Petitioner readily admits that she does not wish to remain a part of the work force. In fact, Petitioner testified that she intended to retire at her convenience and only wanted to rescind her retirement until a Workmen's Compensation Award became final.*fn2 The instant case is not the situation that the Law intended to remedy.
[ 101 Pa. Commw. Page 282]
A claimant who retires with full pension is not involuntarily unemployed without income. Claimant merely wanted to postpone her retirement because she believed that retirement would disqualify her from collecting Workmen's Compensation.*fn3
President Judge James C. Crumlish, Jr. in his able and well articulated opinion Spong v. Unemployment Compensation Board of Review, 44 Pa. Commonwealth Ct. 560, 404 A.2d 444 (1979), stated the rationale that under Section 402(b) conduct which evidences a lack of genuine desire to work and be self-supporting and which discourages continuing employment can be a basis for disqualification from Unemployment Compensation benefits.
Claimant has set out to retire on two occasions.*fn4 She has stated that her sole reason for returning to work was the preservation of a Workmen's Compensation claim.*fn5 This is conduct which clearly discourages continuing employment and does not evidence a genuine desire to work and remain self-supporting.
The majority states that Tretter v. Unemployment Compensation Board of Review, 62 Pa. Commonwealth Ct. 70, 434 A.2d 919 (1981) is controlling. However,
[ 101 Pa. Commw. Page 283]
Tretter addresses the situation under our developing case law in the area of resignation, not retirement. Further, Tretter focuses on the actions of the employer. The actions of an employer are not relevant to the situation where a claimant retires with full pension benefits, rather than resigns to seek other employment.

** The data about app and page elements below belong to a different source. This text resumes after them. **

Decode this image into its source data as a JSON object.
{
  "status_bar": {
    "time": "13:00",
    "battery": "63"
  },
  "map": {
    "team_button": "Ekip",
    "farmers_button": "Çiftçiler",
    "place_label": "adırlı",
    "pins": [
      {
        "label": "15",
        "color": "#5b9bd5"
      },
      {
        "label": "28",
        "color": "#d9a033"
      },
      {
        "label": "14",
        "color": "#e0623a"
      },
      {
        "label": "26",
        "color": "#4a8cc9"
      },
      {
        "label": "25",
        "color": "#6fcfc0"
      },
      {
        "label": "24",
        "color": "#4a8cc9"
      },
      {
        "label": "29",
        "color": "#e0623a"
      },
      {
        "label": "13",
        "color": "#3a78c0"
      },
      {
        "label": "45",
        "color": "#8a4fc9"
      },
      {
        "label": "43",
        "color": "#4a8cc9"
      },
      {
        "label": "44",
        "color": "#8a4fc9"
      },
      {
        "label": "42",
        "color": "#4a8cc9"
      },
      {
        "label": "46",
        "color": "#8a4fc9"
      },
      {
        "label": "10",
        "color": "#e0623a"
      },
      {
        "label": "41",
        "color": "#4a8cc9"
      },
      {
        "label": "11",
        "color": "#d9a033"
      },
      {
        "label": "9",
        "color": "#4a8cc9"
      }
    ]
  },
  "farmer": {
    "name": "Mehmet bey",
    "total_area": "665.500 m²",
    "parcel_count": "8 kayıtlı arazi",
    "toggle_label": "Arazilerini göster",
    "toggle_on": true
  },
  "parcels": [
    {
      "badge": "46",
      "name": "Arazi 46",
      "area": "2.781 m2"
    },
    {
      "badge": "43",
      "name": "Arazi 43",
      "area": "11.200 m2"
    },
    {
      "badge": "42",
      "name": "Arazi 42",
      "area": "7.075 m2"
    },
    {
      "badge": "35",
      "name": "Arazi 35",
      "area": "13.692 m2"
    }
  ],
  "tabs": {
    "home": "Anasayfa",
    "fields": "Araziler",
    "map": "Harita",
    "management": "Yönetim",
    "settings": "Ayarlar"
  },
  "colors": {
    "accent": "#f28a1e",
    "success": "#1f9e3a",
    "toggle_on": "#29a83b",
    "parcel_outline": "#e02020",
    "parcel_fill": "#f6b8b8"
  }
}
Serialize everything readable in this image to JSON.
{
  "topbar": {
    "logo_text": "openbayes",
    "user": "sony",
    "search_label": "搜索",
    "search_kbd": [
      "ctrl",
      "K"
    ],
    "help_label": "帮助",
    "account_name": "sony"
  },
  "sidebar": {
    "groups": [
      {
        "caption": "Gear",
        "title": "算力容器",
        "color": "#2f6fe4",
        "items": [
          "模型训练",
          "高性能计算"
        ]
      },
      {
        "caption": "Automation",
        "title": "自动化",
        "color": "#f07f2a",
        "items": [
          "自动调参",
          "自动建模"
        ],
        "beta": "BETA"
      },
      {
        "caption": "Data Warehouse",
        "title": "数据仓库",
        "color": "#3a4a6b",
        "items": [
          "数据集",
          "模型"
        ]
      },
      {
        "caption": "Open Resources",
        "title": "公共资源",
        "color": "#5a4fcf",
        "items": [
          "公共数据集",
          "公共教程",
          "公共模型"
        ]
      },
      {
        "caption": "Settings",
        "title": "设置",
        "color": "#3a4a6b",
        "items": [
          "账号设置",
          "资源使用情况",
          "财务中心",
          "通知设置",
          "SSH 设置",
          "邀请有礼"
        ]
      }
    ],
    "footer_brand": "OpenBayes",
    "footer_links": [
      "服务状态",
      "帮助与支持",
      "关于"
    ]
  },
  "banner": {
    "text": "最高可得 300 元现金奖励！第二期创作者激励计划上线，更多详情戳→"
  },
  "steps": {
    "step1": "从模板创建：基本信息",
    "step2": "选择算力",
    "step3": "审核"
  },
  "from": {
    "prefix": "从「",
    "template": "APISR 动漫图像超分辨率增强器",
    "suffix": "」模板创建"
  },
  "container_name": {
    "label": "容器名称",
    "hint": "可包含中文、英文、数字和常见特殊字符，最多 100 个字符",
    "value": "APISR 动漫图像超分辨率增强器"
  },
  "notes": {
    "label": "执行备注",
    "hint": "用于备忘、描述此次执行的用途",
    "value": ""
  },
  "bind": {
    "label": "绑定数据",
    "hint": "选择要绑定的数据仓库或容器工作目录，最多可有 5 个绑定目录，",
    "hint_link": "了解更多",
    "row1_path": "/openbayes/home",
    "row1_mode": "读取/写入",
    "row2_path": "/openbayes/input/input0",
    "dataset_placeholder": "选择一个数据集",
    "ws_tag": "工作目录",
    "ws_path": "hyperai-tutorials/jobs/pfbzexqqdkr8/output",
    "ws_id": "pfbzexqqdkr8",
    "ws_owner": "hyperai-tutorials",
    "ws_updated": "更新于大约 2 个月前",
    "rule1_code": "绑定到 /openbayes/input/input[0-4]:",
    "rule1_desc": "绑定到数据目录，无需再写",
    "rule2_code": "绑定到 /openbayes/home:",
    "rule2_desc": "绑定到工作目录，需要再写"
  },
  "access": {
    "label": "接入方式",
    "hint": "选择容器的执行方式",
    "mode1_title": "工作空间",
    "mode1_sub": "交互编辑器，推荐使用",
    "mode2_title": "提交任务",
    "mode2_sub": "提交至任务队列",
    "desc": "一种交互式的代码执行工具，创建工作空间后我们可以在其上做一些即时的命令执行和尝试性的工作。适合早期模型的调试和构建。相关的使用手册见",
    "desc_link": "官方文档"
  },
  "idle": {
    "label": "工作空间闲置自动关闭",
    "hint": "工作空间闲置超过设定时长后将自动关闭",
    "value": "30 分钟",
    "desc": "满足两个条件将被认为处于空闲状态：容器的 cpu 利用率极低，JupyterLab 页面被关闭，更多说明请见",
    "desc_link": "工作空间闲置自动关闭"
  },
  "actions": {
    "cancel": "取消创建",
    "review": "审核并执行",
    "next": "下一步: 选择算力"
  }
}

Pennsylvania Department of Labor and Industry v. Unemployment Compensation Board of Review, 94 Pa. Commonwealth Ct. 44, 502 A.2d 771 (1986) again focuses on resignation and retirement as if they are synonymous. However, there is a clear distinction between resignation and retirement and Pennsylvania Department of Labor and Industry is factually distinguishable because the claimant therein engaged in conduct which evidenced a genuine desire to work and be self-supporting. There, claimant attempted to rescind her retirement because she found that she could not live on the amount of her pension and intended to remain permanently, not temporarily, attached to the work force. This is unlike the claimant in this case who only wanted to rescind her retirement for a brief period of time in order, she believed, to remain eligible for Workmen's Compensation.
Because the Law did not intend to remedy the Claimant's situation and because Claimant has voluntarily terminated her employment by retiring without evidencing a genuine desire to work and be self-supporting, I believe that we must affirm the Order of the Board denying Unemployment Compensation to Claimant.